▶ **Activity**:
Please retype the records below exactly, leaving out any pictures.

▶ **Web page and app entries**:
========
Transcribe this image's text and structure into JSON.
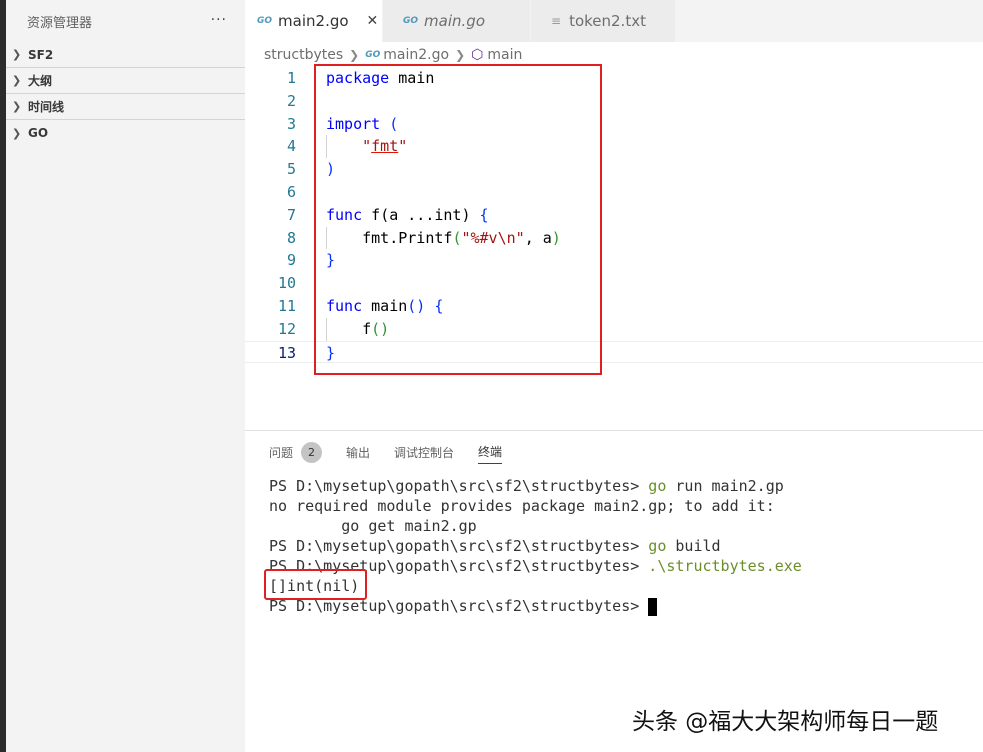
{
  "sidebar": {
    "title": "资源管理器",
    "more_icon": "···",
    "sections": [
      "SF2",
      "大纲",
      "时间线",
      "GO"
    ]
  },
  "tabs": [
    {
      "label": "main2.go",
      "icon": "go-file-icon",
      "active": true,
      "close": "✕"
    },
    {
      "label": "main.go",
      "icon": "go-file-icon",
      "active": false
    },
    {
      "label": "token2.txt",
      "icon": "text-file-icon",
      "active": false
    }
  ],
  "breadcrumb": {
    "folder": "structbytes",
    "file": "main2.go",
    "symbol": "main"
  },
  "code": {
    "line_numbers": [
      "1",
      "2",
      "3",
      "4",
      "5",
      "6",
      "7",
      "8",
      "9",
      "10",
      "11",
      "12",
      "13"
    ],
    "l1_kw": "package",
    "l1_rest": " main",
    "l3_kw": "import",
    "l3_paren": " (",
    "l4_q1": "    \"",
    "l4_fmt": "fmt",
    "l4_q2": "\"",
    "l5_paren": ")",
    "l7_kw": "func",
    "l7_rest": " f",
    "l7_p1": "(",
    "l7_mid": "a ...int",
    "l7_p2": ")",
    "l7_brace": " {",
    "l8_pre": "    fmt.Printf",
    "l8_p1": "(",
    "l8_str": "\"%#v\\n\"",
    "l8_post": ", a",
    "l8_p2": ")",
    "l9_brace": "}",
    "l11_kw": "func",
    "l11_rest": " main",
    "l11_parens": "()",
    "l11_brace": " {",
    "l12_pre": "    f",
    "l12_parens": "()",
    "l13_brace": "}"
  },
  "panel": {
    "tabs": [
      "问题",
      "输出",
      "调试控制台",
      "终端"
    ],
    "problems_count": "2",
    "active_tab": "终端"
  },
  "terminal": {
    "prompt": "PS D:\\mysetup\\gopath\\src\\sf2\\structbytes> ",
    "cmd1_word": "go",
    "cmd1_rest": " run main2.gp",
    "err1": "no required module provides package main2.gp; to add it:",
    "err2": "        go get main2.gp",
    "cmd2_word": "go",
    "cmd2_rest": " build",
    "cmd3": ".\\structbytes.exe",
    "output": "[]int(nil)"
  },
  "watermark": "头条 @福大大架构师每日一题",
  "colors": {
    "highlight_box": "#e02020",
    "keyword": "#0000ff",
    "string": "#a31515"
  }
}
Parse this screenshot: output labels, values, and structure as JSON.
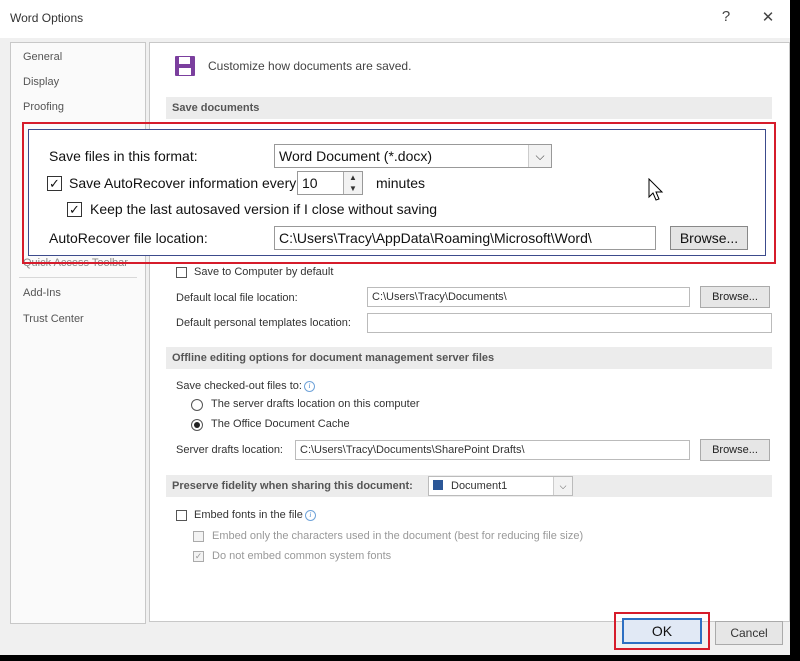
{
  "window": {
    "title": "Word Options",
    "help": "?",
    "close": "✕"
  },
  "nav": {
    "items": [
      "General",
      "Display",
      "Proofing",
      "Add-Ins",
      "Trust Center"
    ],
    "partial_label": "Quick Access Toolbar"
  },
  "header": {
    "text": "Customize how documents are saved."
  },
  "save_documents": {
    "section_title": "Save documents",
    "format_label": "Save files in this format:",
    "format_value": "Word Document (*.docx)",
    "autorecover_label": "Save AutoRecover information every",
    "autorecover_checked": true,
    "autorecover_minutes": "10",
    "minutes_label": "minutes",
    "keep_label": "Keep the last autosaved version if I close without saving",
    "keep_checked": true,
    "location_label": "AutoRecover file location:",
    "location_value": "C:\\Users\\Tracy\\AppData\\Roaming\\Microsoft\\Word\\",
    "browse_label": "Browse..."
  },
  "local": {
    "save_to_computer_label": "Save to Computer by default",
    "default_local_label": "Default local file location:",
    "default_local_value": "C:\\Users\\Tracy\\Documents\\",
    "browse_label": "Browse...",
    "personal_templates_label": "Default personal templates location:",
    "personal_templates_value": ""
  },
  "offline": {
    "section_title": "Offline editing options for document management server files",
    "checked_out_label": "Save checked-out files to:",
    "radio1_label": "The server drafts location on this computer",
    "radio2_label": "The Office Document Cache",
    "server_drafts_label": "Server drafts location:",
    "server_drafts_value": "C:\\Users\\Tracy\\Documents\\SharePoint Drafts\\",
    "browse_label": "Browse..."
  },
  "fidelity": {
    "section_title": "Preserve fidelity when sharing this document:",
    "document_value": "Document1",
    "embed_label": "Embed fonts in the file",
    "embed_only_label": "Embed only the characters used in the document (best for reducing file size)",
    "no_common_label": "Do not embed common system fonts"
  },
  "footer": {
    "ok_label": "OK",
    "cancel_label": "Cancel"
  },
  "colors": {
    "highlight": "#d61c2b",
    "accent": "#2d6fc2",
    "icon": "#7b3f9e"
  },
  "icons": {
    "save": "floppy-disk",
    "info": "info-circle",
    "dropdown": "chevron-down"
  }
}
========
▶ **Answer to this exercise**:
Transcribe this image's text and structure into JSON.
{
  "sidebar": {
    "title": "资源管理器",
    "more_icon": "···",
    "sections": [
      "SF2",
      "大纲",
      "时间线",
      "GO"
    ]
  },
  "tabs": [
    {
      "label": "main2.go",
      "icon": "go-file-icon",
      "active": true,
      "close": "✕"
    },
    {
      "label": "main.go",
      "icon": "go-file-icon",
      "active": false
    },
    {
      "label": "token2.txt",
      "icon": "text-file-icon",
      "active": false
    }
  ],
  "breadcrumb": {
    "folder": "structbytes",
    "file": "main2.go",
    "symbol": "main"
  },
  "code": {
    "line_numbers": [
      "1",
      "2",
      "3",
      "4",
      "5",
      "6",
      "7",
      "8",
      "9",
      "10",
      "11",
      "12",
      "13"
    ],
    "l1_kw": "package",
    "l1_rest": " main",
    "l3_kw": "import",
    "l3_paren": " (",
    "l4_q1": "    \"",
    "l4_fmt": "fmt",
    "l4_q2": "\"",
    "l5_paren": ")",
    "l7_kw": "func",
    "l7_rest": " f",
    "l7_p1": "(",
    "l7_mid": "a ...int",
    "l7_p2": ")",
    "l7_brace": " {",
    "l8_pre": "    fmt.Printf",
    "l8_p1": "(",
    "l8_str": "\"%#v\\n\"",
    "l8_post": ", a",
    "l8_p2": ")",
    "l9_brace": "}",
    "l11_kw": "func",
    "l11_rest": " main",
    "l11_parens": "()",
    "l11_brace": " {",
    "l12_pre": "    f",
    "l12_parens": "()",
    "l13_brace": "}"
  },
  "panel": {
    "tabs": [
      "问题",
      "输出",
      "调试控制台",
      "终端"
    ],
    "problems_count": "2",
    "active_tab": "终端"
  },
  "terminal": {
    "prompt": "PS D:\\mysetup\\gopath\\src\\sf2\\structbytes> ",
    "cmd1_word": "go",
    "cmd1_rest": " run main2.gp",
    "err1": "no required module provides package main2.gp; to add it:",
    "err2": "        go get main2.gp",
    "cmd2_word": "go",
    "cmd2_rest": " build",
    "cmd3": ".\\structbytes.exe",
    "output": "[]int(nil)"
  },
  "watermark": "头条 @福大大架构师每日一题",
  "colors": {
    "highlight_box": "#e02020",
    "keyword": "#0000ff",
    "string": "#a31515"
  }
}
Parse this screenshot: output labels, values, and structure as JSON.
{
  "window": {
    "title": "Word Options",
    "help": "?",
    "close": "✕"
  },
  "nav": {
    "items": [
      "General",
      "Display",
      "Proofing",
      "Add-Ins",
      "Trust Center"
    ],
    "partial_label": "Quick Access Toolbar"
  },
  "header": {
    "text": "Customize how documents are saved."
  },
  "save_documents": {
    "section_title": "Save documents",
    "format_label": "Save files in this format:",
    "format_value": "Word Document (*.docx)",
    "autorecover_label": "Save AutoRecover information every",
    "autorecover_checked": true,
    "autorecover_minutes": "10",
    "minutes_label": "minutes",
    "keep_label": "Keep the last autosaved version if I close without saving",
    "keep_checked": true,
    "location_label": "AutoRecover file location:",
    "location_value": "C:\\Users\\Tracy\\AppData\\Roaming\\Microsoft\\Word\\",
    "browse_label": "Browse..."
  },
  "local": {
    "save_to_computer_label": "Save to Computer by default",
    "default_local_label": "Default local file location:",
    "default_local_value": "C:\\Users\\Tracy\\Documents\\",
    "browse_label": "Browse...",
    "personal_templates_label": "Default personal templates location:",
    "personal_templates_value": ""
  },
  "offline": {
    "section_title": "Offline editing options for document management server files",
    "checked_out_label": "Save checked-out files to:",
    "radio1_label": "The server drafts location on this computer",
    "radio2_label": "The Office Document Cache",
    "server_drafts_label": "Server drafts location:",
    "server_drafts_value": "C:\\Users\\Tracy\\Documents\\SharePoint Drafts\\",
    "browse_label": "Browse..."
  },
  "fidelity": {
    "section_title": "Preserve fidelity when sharing this document:",
    "document_value": "Document1",
    "embed_label": "Embed fonts in the file",
    "embed_only_label": "Embed only the characters used in the document (best for reducing file size)",
    "no_common_label": "Do not embed common system fonts"
  },
  "footer": {
    "ok_label": "OK",
    "cancel_label": "Cancel"
  },
  "colors": {
    "highlight": "#d61c2b",
    "accent": "#2d6fc2",
    "icon": "#7b3f9e"
  },
  "icons": {
    "save": "floppy-disk",
    "info": "info-circle",
    "dropdown": "chevron-down"
  }
}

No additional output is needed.